Information shown:
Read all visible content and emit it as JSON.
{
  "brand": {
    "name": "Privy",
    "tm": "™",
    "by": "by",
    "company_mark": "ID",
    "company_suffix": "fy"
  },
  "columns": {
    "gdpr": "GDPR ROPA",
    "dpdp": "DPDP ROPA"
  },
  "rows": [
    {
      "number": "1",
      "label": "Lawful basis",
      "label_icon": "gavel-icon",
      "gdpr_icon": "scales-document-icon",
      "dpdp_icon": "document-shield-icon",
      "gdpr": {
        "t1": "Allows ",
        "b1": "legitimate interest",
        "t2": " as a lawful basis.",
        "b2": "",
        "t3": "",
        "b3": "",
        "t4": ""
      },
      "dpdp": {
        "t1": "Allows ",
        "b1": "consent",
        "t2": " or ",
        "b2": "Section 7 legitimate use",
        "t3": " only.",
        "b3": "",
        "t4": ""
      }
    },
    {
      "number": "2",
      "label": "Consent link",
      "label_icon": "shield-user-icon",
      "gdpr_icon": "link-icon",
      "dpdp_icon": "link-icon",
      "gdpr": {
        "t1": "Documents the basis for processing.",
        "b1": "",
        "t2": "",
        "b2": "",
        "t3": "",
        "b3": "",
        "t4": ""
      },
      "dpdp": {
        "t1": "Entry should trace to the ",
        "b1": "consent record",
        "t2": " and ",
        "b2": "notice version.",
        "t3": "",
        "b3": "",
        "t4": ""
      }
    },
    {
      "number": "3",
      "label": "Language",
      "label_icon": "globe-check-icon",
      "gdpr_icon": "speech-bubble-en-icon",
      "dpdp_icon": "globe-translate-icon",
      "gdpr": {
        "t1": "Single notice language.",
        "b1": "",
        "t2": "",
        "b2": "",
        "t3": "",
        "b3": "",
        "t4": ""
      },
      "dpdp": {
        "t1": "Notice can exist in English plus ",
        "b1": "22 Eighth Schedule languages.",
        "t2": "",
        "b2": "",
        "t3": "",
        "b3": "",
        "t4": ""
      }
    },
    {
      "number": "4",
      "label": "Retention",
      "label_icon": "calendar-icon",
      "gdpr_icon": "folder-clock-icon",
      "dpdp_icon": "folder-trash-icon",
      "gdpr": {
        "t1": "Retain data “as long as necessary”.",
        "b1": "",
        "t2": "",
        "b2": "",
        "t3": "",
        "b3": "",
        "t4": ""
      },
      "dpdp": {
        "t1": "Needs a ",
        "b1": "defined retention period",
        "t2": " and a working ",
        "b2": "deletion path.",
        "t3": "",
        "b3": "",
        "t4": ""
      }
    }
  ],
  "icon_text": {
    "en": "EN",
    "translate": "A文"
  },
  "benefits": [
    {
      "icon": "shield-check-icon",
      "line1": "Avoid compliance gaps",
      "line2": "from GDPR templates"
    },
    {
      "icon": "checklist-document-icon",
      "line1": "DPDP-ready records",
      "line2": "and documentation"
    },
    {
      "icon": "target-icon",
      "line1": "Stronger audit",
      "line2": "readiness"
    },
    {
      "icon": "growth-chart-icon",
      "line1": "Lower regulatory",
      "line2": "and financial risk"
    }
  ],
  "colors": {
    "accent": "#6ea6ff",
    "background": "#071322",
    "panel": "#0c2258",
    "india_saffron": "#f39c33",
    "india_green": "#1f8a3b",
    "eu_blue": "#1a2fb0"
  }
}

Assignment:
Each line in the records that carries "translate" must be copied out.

Task response:
      "dpdp_icon": "globe-translate-icon",
    "translate": "A文"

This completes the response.